### Brief
Lift every line from the entries that includes the word "watermark".

### Working data
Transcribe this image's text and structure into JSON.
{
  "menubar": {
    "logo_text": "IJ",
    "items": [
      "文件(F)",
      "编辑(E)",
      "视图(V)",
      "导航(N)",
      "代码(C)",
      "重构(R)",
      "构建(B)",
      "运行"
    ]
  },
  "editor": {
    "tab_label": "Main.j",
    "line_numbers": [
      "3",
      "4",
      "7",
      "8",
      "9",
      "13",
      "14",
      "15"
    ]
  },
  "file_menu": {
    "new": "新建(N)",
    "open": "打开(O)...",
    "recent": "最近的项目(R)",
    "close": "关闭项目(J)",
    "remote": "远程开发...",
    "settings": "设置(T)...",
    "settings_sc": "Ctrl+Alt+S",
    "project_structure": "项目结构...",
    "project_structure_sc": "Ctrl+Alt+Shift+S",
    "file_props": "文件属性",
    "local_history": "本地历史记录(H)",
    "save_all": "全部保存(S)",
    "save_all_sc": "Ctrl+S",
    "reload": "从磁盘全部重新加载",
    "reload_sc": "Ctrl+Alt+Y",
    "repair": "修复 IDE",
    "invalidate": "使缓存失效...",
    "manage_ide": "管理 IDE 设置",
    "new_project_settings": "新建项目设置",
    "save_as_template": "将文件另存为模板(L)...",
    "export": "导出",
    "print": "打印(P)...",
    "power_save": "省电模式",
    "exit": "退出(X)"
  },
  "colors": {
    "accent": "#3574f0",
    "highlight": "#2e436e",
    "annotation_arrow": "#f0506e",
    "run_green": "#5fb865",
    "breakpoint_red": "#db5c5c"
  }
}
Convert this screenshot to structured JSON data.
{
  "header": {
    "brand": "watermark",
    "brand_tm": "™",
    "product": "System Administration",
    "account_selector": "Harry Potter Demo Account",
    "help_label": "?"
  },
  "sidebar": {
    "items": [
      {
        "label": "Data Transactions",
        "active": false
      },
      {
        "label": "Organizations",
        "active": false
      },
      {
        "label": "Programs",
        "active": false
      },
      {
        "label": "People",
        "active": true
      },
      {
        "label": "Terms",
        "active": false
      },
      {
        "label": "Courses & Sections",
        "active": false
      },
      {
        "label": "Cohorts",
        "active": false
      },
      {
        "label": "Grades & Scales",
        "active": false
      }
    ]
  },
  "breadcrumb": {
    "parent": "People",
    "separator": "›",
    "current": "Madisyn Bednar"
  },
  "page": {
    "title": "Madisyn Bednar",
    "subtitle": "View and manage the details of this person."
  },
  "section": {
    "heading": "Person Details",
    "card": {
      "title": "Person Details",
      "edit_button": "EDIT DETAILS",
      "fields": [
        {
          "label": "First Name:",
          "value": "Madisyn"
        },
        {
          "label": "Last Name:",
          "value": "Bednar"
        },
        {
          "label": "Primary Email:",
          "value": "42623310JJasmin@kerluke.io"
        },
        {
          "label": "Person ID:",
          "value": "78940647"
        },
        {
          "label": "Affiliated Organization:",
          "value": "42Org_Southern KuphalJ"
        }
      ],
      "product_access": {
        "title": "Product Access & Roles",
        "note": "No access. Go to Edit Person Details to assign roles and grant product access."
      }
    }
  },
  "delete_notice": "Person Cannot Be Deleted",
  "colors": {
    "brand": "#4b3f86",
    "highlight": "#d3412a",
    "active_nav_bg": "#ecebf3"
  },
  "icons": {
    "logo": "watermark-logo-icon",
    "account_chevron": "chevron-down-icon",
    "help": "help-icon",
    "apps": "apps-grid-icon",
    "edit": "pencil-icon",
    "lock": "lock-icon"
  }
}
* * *
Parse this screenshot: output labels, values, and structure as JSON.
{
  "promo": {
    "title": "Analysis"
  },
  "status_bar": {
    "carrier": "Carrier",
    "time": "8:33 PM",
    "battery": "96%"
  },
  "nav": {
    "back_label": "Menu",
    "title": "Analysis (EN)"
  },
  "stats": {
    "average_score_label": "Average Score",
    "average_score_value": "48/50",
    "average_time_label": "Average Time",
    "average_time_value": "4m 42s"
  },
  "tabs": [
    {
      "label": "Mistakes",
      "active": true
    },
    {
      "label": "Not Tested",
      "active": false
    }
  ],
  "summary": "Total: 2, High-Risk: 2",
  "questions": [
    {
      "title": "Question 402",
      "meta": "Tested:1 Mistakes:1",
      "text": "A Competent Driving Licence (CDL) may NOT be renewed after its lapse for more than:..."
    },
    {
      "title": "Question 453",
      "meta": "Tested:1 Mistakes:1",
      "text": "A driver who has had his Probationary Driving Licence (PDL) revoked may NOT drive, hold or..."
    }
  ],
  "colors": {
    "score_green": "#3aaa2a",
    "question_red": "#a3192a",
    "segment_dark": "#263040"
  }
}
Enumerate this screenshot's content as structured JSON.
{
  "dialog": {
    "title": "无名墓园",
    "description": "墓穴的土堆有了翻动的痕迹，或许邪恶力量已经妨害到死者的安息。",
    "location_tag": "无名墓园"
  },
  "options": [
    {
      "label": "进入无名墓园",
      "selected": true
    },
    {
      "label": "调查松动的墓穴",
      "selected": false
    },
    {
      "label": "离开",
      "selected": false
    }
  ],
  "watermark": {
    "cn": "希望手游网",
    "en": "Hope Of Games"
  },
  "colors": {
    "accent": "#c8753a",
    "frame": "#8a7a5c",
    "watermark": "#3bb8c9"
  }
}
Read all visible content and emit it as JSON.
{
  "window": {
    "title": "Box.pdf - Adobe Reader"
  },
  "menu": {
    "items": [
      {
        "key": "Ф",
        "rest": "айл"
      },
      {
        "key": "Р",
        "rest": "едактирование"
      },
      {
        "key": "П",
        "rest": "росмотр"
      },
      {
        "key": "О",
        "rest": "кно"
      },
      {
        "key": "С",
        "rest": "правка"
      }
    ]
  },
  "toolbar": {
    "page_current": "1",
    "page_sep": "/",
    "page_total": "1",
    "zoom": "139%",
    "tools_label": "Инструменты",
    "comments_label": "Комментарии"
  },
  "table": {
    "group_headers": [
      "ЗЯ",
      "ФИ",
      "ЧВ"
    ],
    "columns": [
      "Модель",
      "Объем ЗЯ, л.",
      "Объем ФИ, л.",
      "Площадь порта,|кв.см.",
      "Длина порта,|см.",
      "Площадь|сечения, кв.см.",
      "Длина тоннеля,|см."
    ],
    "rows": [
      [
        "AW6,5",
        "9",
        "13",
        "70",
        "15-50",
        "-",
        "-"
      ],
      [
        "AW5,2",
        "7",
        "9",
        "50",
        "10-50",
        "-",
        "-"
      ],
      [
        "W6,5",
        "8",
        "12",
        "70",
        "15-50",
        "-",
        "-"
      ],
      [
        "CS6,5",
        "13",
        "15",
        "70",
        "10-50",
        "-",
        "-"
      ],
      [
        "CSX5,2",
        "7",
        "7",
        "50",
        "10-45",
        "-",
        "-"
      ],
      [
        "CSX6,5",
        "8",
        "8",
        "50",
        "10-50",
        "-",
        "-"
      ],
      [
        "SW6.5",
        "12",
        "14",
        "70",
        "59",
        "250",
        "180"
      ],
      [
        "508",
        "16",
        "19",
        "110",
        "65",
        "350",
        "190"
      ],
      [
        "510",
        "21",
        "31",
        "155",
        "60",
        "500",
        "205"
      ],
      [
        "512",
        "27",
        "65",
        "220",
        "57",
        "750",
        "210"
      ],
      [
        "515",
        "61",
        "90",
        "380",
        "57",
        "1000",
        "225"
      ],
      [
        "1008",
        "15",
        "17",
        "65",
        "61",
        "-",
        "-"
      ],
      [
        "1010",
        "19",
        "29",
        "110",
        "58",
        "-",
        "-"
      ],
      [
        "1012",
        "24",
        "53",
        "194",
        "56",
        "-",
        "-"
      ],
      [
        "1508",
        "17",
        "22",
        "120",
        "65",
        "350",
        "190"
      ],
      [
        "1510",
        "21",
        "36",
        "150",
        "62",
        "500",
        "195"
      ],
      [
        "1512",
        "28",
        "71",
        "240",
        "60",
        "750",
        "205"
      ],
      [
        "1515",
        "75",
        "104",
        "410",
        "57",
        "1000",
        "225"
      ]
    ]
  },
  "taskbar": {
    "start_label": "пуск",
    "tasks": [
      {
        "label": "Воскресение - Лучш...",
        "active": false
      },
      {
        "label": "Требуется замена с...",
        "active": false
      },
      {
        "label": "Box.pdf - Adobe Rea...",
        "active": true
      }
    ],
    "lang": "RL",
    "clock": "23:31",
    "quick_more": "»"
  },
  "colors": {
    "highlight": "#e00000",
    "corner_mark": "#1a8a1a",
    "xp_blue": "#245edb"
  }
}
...
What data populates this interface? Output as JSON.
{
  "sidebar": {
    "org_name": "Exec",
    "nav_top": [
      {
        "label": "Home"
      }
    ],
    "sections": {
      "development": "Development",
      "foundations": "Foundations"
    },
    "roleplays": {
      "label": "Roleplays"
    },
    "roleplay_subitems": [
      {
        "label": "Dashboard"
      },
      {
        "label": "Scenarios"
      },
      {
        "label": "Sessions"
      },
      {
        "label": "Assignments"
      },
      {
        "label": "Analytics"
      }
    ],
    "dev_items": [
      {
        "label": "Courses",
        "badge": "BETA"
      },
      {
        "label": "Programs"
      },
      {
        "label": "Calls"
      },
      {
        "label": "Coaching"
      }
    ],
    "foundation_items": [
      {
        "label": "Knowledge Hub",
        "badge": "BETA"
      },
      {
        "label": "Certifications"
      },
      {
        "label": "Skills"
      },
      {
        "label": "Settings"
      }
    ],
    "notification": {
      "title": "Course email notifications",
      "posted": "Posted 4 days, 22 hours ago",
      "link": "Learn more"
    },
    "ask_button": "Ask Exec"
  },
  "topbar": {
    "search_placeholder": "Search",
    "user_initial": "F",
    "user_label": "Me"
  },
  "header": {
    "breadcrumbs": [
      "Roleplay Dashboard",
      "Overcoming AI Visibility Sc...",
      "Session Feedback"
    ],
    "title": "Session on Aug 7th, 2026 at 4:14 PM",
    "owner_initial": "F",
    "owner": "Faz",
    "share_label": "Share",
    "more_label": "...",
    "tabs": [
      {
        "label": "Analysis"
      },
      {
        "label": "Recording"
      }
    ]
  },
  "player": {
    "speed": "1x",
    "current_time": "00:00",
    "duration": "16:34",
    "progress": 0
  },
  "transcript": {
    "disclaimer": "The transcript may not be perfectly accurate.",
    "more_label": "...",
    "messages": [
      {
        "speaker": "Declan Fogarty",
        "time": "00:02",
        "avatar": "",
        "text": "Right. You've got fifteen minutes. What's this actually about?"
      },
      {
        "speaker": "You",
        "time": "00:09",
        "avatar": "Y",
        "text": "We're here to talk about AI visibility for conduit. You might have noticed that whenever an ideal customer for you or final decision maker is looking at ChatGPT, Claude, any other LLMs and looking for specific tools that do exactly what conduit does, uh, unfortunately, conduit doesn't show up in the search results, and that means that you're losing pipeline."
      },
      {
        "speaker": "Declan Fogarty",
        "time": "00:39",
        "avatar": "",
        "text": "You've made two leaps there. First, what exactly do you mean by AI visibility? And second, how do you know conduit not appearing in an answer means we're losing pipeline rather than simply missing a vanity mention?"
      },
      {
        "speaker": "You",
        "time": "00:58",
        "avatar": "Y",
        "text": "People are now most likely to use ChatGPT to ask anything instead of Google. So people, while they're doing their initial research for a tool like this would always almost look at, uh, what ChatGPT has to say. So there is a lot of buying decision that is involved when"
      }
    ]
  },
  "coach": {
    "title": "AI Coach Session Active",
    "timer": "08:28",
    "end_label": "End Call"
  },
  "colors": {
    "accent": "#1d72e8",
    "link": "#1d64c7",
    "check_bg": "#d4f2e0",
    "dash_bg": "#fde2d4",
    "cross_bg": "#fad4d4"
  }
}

### Answer to this exercise
    "brand": "watermark",
    "logo": "watermark-logo-icon",
  "watermark": {
    "watermark": "#3bb8c9"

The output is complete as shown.